(MATERIALS PROVIDED)
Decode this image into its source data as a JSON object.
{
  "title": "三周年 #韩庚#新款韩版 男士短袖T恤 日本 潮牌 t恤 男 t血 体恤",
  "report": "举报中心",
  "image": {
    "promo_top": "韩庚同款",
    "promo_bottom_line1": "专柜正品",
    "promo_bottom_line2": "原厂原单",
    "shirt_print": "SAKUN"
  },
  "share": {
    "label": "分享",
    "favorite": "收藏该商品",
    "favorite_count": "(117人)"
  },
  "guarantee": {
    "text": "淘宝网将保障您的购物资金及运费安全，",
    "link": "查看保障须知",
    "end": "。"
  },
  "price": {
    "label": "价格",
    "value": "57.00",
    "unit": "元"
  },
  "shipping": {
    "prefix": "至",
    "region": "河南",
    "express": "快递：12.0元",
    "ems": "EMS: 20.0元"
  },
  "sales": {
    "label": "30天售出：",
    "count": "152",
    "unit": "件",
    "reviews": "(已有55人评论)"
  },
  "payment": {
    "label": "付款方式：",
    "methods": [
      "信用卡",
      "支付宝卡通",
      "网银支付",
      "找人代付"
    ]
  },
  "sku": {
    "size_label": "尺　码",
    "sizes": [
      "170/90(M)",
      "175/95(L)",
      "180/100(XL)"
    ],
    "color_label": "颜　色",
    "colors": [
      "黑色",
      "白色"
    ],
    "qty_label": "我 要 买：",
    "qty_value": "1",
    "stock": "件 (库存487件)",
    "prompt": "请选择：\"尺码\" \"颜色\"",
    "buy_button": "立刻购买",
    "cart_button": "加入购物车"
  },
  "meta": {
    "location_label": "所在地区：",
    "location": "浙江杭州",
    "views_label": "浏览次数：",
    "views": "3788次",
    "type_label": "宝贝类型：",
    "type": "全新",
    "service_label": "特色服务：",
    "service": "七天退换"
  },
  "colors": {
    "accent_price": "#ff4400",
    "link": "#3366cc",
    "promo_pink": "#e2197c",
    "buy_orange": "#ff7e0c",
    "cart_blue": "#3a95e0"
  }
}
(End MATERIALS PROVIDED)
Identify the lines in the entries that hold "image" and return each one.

◆ EXERCISE SOLUTION:
Decode this image into its source data as a JSON object.
  "image": {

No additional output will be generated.